Michael decided to start "Mikey's Way Foundation," and he was quickly inundated with donations from family and friends, even before the Make-A-Wish Foundation made its contribution.
Michael talked with his aunt, who told him about Buffalo's Women and Children's Hospital, and they decided it would be the recipient of his first Mikey's Way Game Kart.
"We knew this hospital could use it," he said.
Friday afternoon, Michael and his family showed off a cart overflowing with about $5,000 worth of games and goodies, and he began handing them out to patients.
"Have fun with that," Michael said as he dropped off a LeapPad with Christian Showers, 2, a Buffalo toddler being treated for a brain tumor.
"He likes toys . . . don't you?" his mother cooed as the boy peered curiously at the green laptop.
"Awesome!" gasped Kendall Bazinet, 8, of the Town of Tonawanda, who has Type 1 diabetes and was suffering from a severe stomach virus, after Michael gave him a Nintendo DS.
"It feels really good," Michael said, knowing that he, too, has many hospital visits in his future. Michael learned two weeks ago that he had relapsed and would need chemo again.
But Friday, Michael was all smiles as he chatted with the patients. He said he was especially moved to learn that Kendall had wanted a Nintendo DS for Christmas but his mother wasn't sure the family could afford it.
"That was really nice," Michael said. Moments later, he stopped his cart, picked up a Sony PSP game machine and walked back to Kendall's room.

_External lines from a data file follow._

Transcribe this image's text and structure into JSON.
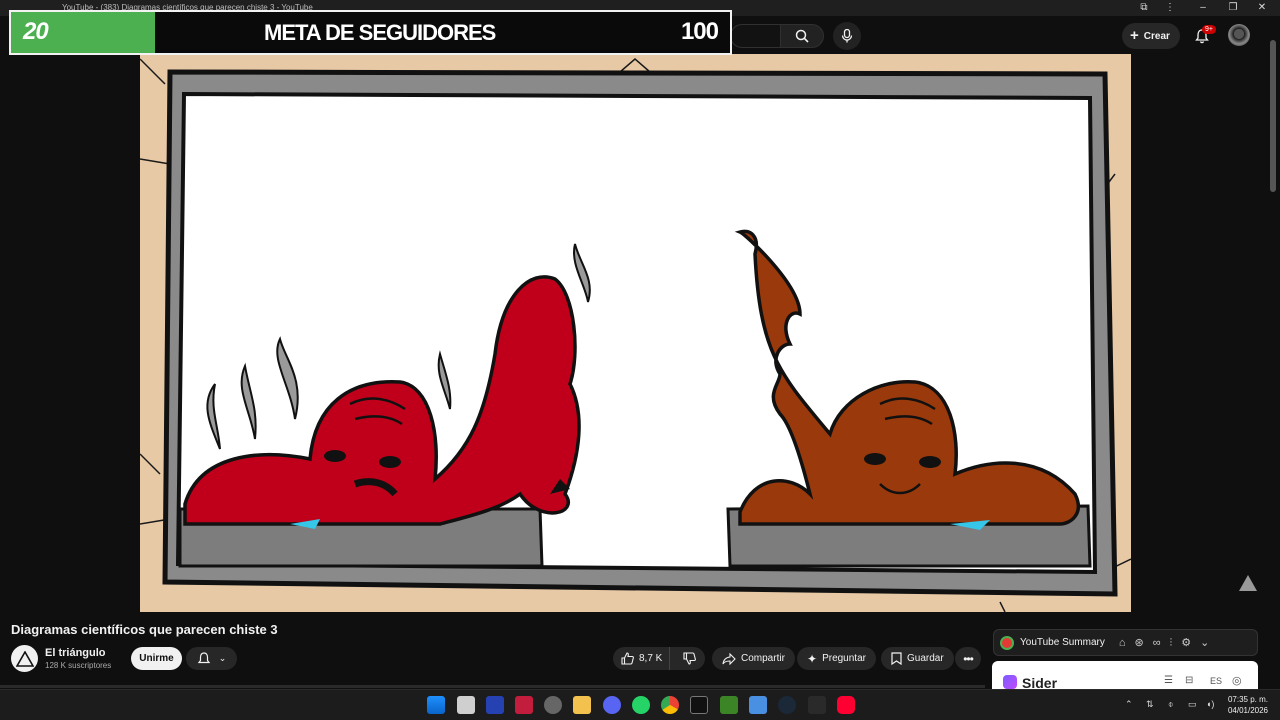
{
  "browser": {
    "tab_title": "YouTube - (383) Diagramas científicos que parecen chiste 3 - YouTube"
  },
  "header": {
    "create_label": "Crear",
    "notification_count": "9+"
  },
  "goal_overlay": {
    "current": "20",
    "title": "META DE SEGUIDORES",
    "target": "100",
    "progress_fraction": 0.2,
    "fill_color": "#4caf50"
  },
  "video": {
    "title": "Diagramas científicos que parecen chiste 3",
    "channel_name": "El triángulo",
    "subscribers": "128 K suscriptores",
    "join_label": "Unirme"
  },
  "actions": {
    "likes": "8,7 K",
    "share": "Compartir",
    "ask": "Preguntar",
    "save": "Guardar"
  },
  "extensions": {
    "summary_label": "YouTube Summary",
    "sider_label": "Sider",
    "sider_lang": "ES"
  },
  "taskbar": {
    "time": "07:35 p. m.",
    "date": "04/01/2026",
    "accent": "#0078d4"
  }
}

"Oh, thanks," Kendall cried out.
"I've never seen my son speechless," said his mother, Anne Bazinet. "It's a first."
Donations to Mikey's Way Foundation can be sent to 35 Wintergreen Drive, Easton, Conn. 06612. For a local contact, call (716) 741-4150.